The letters and diaries allow us to walk with Effie, observing sixty years of Victorian life through her eyes. She is good company, a witty fellow traveller through Victoria's world. It is a pleasure to overhear her dinner-partyconversation, or picnic with her by a Scottish mountain stream. She is also a witness to an extraordinary time of upheaval. The teeming city of London is her home for most of her adult life. This place is the focus of world attention, the site of spectacular events like the Great Exhibition of 1851, and Effie is right there to give us her impressions. But she is not just a witness; she is also an agent of change. Her own actions in leaving John Ruskin mark her out as a woman who is willing to defy expectations. She helps to reshape Victorian femininity.
Effie was only one woman among millions, but she showed that it was possible to regain control of her life. With the help of a supportive family, she refused to remain in an increasingly abusive relationship. She suffered physically and mentally, but was able to rebuild her self-esteem in a successful second marriage. While Everett painted, she was in charge of domestic arrangements-running the household, organising parties, managing correspondence. Together they made a great team. His virtuosic technique and 'manly' personality combined with her charm and organisational skills to create a flourishing artistic practice.
Victorian art was a serious business, and Everett and Effie were in the vanguard of a revolution that transformed the status of artists. Until the mid-nineteenth century, most painters hovered on the margins of polite society. Even J.M.W. Turner, the greatest living artist of the 1840s, lived in a house that was unheated, bare and miserly. Effie was shocked by the squalor when she visited him in 1848. Compare this with Everett's studio-home, described in 1881 as a bright and substantial palace. Effie expected to entertain in style. Her social respectability was reinforced in 1885 when the Queen made Everett a baronet. This was an unprecedented honour for an artist.
Perhaps Effie's legacy is best seen in the lives of her sisters and daughters. It is their faces that gaze out at us from Everett's most haunting paintings. They embodied Victorian society's fears about female sexuality and freedom. But their generation also reaped the benefits of Effie's own step into the unknown in the spring of 1854. These young girls grew up in a world where women could begin to choose for themselves. For the first time they could hop on a bus or cycle to work. They might go to university, or train to become doctors. They could even become professional artists, breaking into the masculine stronghold of the Royal Academy schools. Effie never intended to be a pioneer. In fact she fought hard to rebuild her own respectable reputationand defy her critics. But whether she liked it or not, she gave hope to countless women who had suffered silently.

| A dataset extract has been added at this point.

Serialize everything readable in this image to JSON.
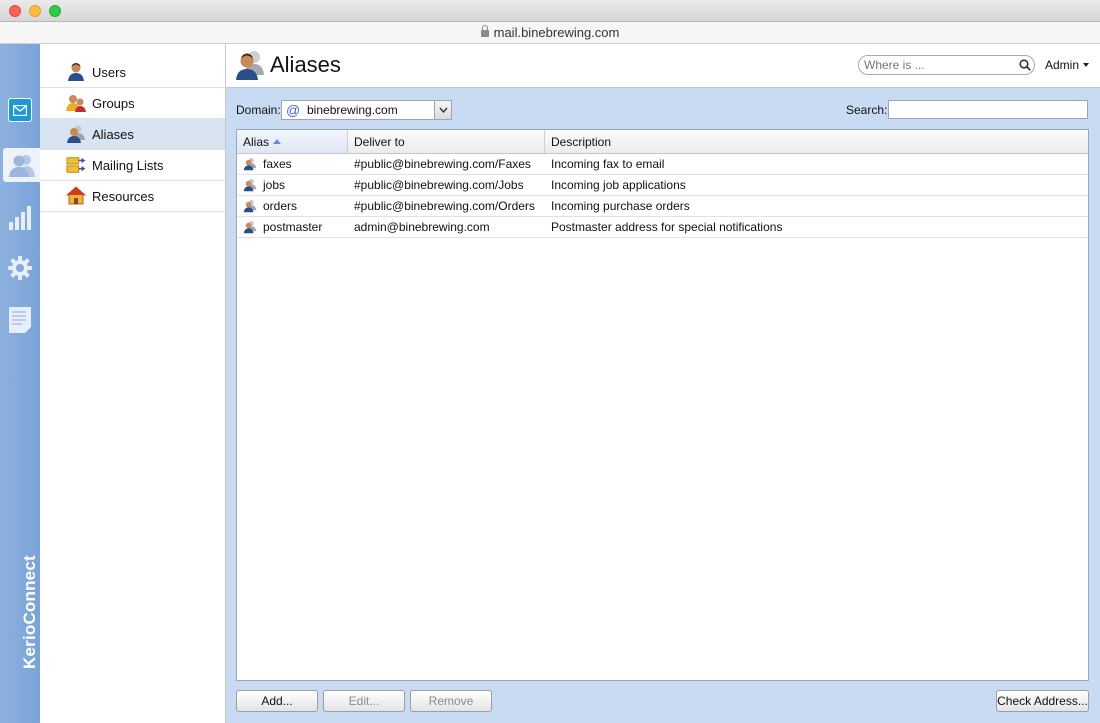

When Gladstone was once asked about Effie's story, he replied, 'Should you ever hear anyone blame Millais, or his wife, or Mr Ruskin, remember there was no fault. There was misfortune, even tragedy: but all three were perfectly blameless.' It is time to find out if the Prime Minister was right.3
EFFIE. Copyright © 2010 by Suzanne Fagence Cooper. All rights reserved. For information, address St. Martin's Press, 175 Fifth Avenue, New York, N.Y. 10010.